  8. Then of the three mental ones, instead of coveting others’ possessions, cultivating thoughts of generosity, and thoughts of rejoicing that other people have good opportunities and they have good qualities. That kind of generosity of spirit as well as the generosity of sharing possessions and resources. A very different mindset from the one that says, “I’ve got to protect what I have because if I give it then they’ll have it, and I won’t have it. And if they steal it, ohhhh…” Pulling ourselves out of that kind of mental state.

  9. Instead of malice and ill will and wishing bad things happen to people, or planning to get our revenge, or any kind of hateful way of thinking of others, here the opposite is to cultivate a mind of loving-kindness, and really train the mind to see other people’s good qualities, and, as I keep talking about, to see ourselves as the recipient of others’ kindness. It’s really the opposite of malice, isn’t it?

  10. And then instead of wrong views, to really learn the Dharma, study the Dharma, review our notes, think about the teachings we’ve heard, think about what we read, develop correct Dharma understandings, then that’s the remedy, or the opposite, to wrong views. Cultivating right views.

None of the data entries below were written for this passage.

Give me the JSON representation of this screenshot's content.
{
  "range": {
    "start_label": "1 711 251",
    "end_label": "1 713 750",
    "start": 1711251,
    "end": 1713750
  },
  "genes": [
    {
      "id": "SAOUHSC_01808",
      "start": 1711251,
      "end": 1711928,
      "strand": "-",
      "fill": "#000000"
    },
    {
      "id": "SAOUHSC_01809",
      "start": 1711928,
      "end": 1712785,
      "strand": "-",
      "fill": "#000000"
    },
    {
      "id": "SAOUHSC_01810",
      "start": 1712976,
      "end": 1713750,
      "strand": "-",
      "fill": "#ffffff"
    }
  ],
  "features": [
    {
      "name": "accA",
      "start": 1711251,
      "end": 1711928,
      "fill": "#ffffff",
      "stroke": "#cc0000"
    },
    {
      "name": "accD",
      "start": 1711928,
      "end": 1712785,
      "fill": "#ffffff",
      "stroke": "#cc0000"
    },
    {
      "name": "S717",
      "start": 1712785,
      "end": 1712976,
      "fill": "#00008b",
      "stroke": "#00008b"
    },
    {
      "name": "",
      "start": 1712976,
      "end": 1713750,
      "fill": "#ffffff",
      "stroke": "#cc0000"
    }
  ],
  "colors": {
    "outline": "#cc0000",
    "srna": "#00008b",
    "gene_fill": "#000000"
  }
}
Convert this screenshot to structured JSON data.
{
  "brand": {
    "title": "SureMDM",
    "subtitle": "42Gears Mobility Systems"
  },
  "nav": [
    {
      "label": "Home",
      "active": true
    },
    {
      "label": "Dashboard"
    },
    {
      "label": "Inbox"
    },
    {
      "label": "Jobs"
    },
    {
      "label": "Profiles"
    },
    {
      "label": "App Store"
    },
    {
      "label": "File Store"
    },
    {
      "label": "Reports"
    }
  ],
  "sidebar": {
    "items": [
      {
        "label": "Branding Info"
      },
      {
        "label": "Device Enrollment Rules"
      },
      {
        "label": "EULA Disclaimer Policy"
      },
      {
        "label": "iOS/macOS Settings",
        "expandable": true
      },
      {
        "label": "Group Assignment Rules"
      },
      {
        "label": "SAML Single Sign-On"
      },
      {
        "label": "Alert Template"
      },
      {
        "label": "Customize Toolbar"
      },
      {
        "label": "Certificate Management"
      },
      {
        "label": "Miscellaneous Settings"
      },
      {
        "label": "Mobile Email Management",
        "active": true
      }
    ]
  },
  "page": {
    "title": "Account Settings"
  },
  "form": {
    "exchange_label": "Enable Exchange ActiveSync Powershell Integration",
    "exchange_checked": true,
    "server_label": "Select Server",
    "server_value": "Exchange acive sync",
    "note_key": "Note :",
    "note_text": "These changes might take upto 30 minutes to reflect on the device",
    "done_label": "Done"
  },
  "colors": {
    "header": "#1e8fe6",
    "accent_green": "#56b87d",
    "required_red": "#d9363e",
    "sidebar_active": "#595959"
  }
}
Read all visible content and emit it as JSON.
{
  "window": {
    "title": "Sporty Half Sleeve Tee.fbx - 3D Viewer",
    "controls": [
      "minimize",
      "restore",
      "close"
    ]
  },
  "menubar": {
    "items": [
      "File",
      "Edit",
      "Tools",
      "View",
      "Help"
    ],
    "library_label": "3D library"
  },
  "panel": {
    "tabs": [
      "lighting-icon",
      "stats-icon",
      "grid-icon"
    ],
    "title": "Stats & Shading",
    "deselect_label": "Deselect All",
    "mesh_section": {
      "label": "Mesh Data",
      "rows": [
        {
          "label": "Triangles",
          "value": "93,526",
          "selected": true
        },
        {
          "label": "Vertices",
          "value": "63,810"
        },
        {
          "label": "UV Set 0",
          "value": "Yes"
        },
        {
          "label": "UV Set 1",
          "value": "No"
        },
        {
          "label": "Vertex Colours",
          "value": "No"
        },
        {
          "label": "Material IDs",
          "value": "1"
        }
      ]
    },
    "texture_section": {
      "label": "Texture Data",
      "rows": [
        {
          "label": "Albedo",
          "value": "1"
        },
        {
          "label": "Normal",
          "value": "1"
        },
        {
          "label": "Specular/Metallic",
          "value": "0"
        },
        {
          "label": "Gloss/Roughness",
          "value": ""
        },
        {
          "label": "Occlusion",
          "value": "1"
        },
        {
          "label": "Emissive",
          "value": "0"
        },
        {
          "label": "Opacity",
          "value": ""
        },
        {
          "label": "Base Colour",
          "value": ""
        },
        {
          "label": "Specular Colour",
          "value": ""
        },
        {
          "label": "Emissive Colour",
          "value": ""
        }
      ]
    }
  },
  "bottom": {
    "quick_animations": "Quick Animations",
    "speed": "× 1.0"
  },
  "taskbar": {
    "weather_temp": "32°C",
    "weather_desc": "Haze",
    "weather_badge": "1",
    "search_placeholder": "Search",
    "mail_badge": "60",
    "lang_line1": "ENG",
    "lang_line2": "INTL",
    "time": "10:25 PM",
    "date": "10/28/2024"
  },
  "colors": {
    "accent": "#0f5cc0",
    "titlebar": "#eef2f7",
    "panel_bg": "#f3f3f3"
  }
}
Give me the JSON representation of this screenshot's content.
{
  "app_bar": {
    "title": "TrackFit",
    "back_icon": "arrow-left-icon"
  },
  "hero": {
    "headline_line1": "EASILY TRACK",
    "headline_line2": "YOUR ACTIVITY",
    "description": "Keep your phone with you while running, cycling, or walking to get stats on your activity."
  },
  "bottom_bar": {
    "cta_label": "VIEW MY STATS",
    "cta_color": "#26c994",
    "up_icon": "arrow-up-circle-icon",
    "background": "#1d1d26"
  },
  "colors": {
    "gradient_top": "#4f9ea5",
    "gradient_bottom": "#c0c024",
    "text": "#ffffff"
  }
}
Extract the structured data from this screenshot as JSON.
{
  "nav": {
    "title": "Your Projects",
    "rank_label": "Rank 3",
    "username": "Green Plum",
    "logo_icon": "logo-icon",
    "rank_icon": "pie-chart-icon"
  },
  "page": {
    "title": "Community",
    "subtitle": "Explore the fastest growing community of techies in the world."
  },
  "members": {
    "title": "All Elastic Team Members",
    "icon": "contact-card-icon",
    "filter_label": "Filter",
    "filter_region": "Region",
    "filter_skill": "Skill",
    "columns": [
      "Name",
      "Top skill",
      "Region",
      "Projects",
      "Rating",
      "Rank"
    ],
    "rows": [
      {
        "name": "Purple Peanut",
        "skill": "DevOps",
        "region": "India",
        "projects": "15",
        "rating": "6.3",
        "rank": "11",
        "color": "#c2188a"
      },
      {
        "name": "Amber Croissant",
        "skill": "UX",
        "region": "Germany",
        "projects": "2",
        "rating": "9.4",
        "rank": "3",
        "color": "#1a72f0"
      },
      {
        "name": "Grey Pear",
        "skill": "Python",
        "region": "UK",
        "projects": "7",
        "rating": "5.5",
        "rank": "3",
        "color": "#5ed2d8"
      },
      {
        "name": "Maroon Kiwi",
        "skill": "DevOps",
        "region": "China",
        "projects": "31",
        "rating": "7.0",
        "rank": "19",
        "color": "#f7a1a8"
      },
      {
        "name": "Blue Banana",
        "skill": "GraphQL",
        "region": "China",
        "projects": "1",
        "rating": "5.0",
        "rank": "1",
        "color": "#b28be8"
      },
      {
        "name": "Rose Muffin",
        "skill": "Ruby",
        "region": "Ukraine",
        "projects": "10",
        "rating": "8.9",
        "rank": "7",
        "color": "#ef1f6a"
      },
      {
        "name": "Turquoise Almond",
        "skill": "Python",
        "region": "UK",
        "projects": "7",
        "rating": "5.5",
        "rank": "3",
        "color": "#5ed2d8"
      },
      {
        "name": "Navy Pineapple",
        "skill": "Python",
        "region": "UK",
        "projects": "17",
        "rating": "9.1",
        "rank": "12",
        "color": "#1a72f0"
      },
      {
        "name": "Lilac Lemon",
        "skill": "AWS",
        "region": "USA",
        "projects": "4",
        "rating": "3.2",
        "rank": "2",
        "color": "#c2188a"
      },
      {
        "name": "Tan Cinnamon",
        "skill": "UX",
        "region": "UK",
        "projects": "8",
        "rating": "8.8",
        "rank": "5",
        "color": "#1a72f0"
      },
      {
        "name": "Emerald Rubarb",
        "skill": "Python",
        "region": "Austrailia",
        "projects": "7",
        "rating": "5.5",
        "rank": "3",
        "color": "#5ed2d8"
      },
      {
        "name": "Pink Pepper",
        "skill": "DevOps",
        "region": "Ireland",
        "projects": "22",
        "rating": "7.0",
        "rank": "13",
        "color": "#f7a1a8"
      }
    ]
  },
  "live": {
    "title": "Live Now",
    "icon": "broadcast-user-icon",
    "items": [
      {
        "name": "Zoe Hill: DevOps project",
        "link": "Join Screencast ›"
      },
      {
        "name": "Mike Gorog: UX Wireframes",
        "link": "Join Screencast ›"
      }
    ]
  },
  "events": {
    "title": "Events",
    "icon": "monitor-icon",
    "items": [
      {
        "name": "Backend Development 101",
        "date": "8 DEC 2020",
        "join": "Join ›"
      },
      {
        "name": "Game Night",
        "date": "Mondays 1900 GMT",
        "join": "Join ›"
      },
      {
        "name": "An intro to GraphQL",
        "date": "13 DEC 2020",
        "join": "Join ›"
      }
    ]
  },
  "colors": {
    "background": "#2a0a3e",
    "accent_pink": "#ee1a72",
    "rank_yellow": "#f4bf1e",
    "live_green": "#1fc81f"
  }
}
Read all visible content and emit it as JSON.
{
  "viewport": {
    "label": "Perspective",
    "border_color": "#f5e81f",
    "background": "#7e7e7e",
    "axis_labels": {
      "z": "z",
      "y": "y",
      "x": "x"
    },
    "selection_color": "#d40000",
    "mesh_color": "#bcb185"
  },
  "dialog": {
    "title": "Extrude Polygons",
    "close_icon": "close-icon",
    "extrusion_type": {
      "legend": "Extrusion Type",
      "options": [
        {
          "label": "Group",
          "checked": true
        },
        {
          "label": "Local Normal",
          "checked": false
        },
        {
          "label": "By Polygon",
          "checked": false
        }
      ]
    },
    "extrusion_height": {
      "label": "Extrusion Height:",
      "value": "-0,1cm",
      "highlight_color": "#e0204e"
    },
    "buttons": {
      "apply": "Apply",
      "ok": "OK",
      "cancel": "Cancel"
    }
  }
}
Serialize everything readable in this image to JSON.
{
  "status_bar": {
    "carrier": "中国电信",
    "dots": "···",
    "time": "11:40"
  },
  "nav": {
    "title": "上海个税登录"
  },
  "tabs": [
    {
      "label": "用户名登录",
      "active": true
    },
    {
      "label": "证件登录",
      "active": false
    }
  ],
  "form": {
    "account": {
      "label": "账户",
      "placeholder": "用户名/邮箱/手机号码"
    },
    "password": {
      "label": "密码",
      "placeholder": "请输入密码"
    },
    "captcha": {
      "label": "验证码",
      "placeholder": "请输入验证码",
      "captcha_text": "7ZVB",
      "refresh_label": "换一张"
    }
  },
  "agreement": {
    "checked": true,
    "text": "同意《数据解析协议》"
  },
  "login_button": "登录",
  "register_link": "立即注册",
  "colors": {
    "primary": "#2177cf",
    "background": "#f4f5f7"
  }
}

    There are two kinds of right views. One right view is the right view about conventional truths—in other words, talking about causality, karma and its effects, that our actions have effects aside from what happens in the next two minutes. And the other kind of correct view is about the ultimate nature of reality, finding the middle way view of emptiness free of the two extremes.

Really set our intention on deliberately going out of our way to cultivate these 10 constructive actions. Actually, there are 20, because just abandoning the 10 and then acting in the opposite is another 10. But it really changes our lives. And it changes our mood, if we set our intention to speak and act and think differently. Nowadays so many people, they say, “I’m in such a bad mood all the time, and I’m depressed, and I just feel blah.” And you can see that these people don’t realize that happiness comes from their own mental state, from what you decide to think about, and what you decide to talk about and do. So when we’re fortunate enough to hear these teachings and to have the time and space to make these aspirations and determinations about where we want to put our mental energy. Do we want to just put it into “this is wrong and that’s wrong and I want this and I want that, but I can’t get it, these people have more than I do and it’s not fair, and the whole world’s rotten, and my friends betray me, and my parents didn’t give me what I want, and on and on….” You can spend your whole life thinking like that, or you can spend your whole life in another kind of mood.

I was just talking this morning with one of my old Dharma friends. She wants to set up a monastery in Mexico and she’s going through what I went through here. And I can sense her “Oh my god, what have I gotten myself into? Are the waves crashing on me? I can’t swim….” And to be able instead to encourage her in the virtuous thing she’s doing, and giving her some tips and encouragement and stuff like that. And how it feels really good when you can do something for somebody that you can see alleviates their anxiety and their suffering, and encourages them to do something valuable.

Venerable Thubten Chodron

Venerable Chodron emphasizes the practical application of Buddha’s teachings in our daily lives and is especially skilled at explaining them in ways easily understood and practiced by Westerners. She is well known for her warm, humorous, and lucid teachings. She was ordained as a Buddhist nun in 1977 by Kyabje Ling Rinpoche in Dharamsala, India, and in 1986 she received bhikshuni (full) ordination in Taiwan. Read her full bio.